::: Data shown :::
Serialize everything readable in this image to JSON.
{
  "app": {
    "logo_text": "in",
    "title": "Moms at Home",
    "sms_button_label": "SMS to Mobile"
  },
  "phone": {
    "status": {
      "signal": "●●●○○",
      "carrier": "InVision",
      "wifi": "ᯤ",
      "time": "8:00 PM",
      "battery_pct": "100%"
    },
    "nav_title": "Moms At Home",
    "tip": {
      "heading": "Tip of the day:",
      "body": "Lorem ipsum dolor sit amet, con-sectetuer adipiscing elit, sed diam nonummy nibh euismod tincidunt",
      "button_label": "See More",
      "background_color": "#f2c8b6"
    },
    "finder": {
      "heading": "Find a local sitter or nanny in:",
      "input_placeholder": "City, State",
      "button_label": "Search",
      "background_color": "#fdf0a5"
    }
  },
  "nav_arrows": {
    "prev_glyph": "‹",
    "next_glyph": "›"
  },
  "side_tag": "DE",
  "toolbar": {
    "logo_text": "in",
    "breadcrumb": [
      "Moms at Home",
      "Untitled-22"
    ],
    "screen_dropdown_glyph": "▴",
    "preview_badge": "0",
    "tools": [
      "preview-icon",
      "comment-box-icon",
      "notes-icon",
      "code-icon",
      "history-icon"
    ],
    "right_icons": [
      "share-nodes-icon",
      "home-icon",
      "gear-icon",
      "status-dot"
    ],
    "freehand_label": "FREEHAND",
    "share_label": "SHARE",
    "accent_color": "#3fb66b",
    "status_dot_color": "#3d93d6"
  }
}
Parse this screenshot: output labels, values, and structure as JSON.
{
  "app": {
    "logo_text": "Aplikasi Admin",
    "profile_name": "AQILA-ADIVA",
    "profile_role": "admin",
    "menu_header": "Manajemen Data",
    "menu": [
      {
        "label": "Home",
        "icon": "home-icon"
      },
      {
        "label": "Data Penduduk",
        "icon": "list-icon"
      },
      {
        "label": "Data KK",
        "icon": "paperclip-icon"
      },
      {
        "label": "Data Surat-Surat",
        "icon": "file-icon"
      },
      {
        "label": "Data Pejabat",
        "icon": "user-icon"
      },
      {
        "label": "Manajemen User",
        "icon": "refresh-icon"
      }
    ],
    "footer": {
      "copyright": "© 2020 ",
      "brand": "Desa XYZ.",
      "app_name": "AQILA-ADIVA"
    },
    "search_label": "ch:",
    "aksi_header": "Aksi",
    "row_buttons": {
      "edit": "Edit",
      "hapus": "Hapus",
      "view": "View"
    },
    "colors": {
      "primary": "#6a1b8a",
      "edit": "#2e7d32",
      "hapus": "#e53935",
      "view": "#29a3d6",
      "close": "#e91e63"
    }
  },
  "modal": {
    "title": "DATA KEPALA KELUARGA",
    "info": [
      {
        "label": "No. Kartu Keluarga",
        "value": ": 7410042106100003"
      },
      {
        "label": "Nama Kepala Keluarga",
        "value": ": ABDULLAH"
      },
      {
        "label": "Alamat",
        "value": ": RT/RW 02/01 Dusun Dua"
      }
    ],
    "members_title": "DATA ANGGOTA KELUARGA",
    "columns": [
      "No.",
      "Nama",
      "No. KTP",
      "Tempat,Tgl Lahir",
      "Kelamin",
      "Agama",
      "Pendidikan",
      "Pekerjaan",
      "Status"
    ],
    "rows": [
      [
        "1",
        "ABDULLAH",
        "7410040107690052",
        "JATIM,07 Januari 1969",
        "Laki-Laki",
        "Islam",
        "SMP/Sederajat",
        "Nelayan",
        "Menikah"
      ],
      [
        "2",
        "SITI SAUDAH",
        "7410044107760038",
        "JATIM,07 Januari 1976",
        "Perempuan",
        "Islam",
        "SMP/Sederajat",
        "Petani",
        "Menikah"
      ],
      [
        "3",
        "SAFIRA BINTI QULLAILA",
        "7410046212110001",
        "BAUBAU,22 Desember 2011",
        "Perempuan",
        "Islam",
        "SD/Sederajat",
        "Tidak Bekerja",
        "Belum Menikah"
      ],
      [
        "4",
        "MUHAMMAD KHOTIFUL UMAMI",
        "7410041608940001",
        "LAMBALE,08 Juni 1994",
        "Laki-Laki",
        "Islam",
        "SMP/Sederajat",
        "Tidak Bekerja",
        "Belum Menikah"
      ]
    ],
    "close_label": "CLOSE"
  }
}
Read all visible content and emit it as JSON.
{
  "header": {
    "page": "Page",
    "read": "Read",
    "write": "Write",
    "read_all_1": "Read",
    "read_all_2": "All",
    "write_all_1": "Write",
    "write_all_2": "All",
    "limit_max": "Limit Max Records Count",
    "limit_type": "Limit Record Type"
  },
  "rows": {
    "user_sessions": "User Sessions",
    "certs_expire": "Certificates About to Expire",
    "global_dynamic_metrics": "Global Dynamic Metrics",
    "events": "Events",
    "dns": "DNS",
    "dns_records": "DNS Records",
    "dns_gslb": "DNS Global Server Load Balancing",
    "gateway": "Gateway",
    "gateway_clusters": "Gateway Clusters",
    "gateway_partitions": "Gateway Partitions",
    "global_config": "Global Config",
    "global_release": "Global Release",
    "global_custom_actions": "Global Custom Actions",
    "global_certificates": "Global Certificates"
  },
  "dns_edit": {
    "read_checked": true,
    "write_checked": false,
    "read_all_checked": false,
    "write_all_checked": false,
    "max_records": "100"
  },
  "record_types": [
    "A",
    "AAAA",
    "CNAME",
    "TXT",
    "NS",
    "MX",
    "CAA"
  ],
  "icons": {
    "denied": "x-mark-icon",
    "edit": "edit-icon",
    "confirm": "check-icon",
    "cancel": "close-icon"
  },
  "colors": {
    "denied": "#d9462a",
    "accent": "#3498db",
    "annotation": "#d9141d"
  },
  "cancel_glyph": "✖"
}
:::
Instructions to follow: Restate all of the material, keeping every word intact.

Solution to this exercise:
Serialize everything readable in this image to JSON.
{
  "app": {
    "logo_text": "in",
    "title": "Moms at Home",
    "sms_button_label": "SMS to Mobile"
  },
  "phone": {
    "status": {
      "signal": "●●●○○",
      "carrier": "InVision",
      "wifi": "ᯤ",
      "time": "8:00 PM",
      "battery_pct": "100%"
    },
    "nav_title": "Moms At Home",
    "tip": {
      "heading": "Tip of the day:",
      "body": "Lorem ipsum dolor sit amet, con-sectetuer adipiscing elit, sed diam nonummy nibh euismod tincidunt",
      "button_label": "See More",
      "background_color": "#f2c8b6"
    },
    "finder": {
      "heading": "Find a local sitter or nanny in:",
      "input_placeholder": "City, State",
      "button_label": "Search",
      "background_color": "#fdf0a5"
    }
  },
  "nav_arrows": {
    "prev_glyph": "‹",
    "next_glyph": "›"
  },
  "side_tag": "DE",
  "toolbar": {
    "logo_text": "in",
    "breadcrumb": [
      "Moms at Home",
      "Untitled-22"
    ],
    "screen_dropdown_glyph": "▴",
    "preview_badge": "0",
    "tools": [
      "preview-icon",
      "comment-box-icon",
      "notes-icon",
      "code-icon",
      "history-icon"
    ],
    "right_icons": [
      "share-nodes-icon",
      "home-icon",
      "gear-icon",
      "status-dot"
    ],
    "freehand_label": "FREEHAND",
    "share_label": "SHARE",
    "accent_color": "#3fb66b",
    "status_dot_color": "#3d93d6"
  }
}
Parse this screenshot: output labels, values, and structure as JSON.
{
  "app": {
    "logo_text": "Aplikasi Admin",
    "profile_name": "AQILA-ADIVA",
    "profile_role": "admin",
    "menu_header": "Manajemen Data",
    "menu": [
      {
        "label": "Home",
        "icon": "home-icon"
      },
      {
        "label": "Data Penduduk",
        "icon": "list-icon"
      },
      {
        "label": "Data KK",
        "icon": "paperclip-icon"
      },
      {
        "label": "Data Surat-Surat",
        "icon": "file-icon"
      },
      {
        "label": "Data Pejabat",
        "icon": "user-icon"
      },
      {
        "label": "Manajemen User",
        "icon": "refresh-icon"
      }
    ],
    "footer": {
      "copyright": "© 2020 ",
      "brand": "Desa XYZ.",
      "app_name": "AQILA-ADIVA"
    },
    "search_label": "ch:",
    "aksi_header": "Aksi",
    "row_buttons": {
      "edit": "Edit",
      "hapus": "Hapus",
      "view": "View"
    },
    "colors": {
      "primary": "#6a1b8a",
      "edit": "#2e7d32",
      "hapus": "#e53935",
      "view": "#29a3d6",
      "close": "#e91e63"
    }
  },
  "modal": {
    "title": "DATA KEPALA KELUARGA",
    "info": [
      {
        "label": "No. Kartu Keluarga",
        "value": ": 7410042106100003"
      },
      {
        "label": "Nama Kepala Keluarga",
        "value": ": ABDULLAH"
      },
      {
        "label": "Alamat",
        "value": ": RT/RW 02/01 Dusun Dua"
      }
    ],
    "members_title": "DATA ANGGOTA KELUARGA",
    "columns": [
      "No.",
      "Nama",
      "No. KTP",
      "Tempat,Tgl Lahir",
      "Kelamin",
      "Agama",
      "Pendidikan",
      "Pekerjaan",
      "Status"
    ],
    "rows": [
      [
        "1",
        "ABDULLAH",
        "7410040107690052",
        "JATIM,07 Januari 1969",
        "Laki-Laki",
        "Islam",
        "SMP/Sederajat",
        "Nelayan",
        "Menikah"
      ],
      [
        "2",
        "SITI SAUDAH",
        "7410044107760038",
        "JATIM,07 Januari 1976",
        "Perempuan",
        "Islam",
        "SMP/Sederajat",
        "Petani",
        "Menikah"
      ],
      [
        "3",
        "SAFIRA BINTI QULLAILA",
        "7410046212110001",
        "BAUBAU,22 Desember 2011",
        "Perempuan",
        "Islam",
        "SD/Sederajat",
        "Tidak Bekerja",
        "Belum Menikah"
      ],
      [
        "4",
        "MUHAMMAD KHOTIFUL UMAMI",
        "7410041608940001",
        "LAMBALE,08 Juni 1994",
        "Laki-Laki",
        "Islam",
        "SMP/Sederajat",
        "Tidak Bekerja",
        "Belum Menikah"
      ]
    ],
    "close_label": "CLOSE"
  }
}
Read all visible content and emit it as JSON.
{
  "header": {
    "page": "Page",
    "read": "Read",
    "write": "Write",
    "read_all_1": "Read",
    "read_all_2": "All",
    "write_all_1": "Write",
    "write_all_2": "All",
    "limit_max": "Limit Max Records Count",
    "limit_type": "Limit Record Type"
  },
  "rows": {
    "user_sessions": "User Sessions",
    "certs_expire": "Certificates About to Expire",
    "global_dynamic_metrics": "Global Dynamic Metrics",
    "events": "Events",
    "dns": "DNS",
    "dns_records": "DNS Records",
    "dns_gslb": "DNS Global Server Load Balancing",
    "gateway": "Gateway",
    "gateway_clusters": "Gateway Clusters",
    "gateway_partitions": "Gateway Partitions",
    "global_config": "Global Config",
    "global_release": "Global Release",
    "global_custom_actions": "Global Custom Actions",
    "global_certificates": "Global Certificates"
  },
  "dns_edit": {
    "read_checked": true,
    "write_checked": false,
    "read_all_checked": false,
    "write_all_checked": false,
    "max_records": "100"
  },
  "record_types": [
    "A",
    "AAAA",
    "CNAME",
    "TXT",
    "NS",
    "MX",
    "CAA"
  ],
  "icons": {
    "denied": "x-mark-icon",
    "edit": "edit-icon",
    "confirm": "check-icon",
    "cancel": "close-icon"
  },
  "colors": {
    "denied": "#d9462a",
    "accent": "#3498db",
    "annotation": "#d9141d"
  },
  "cancel_glyph": "✖"
}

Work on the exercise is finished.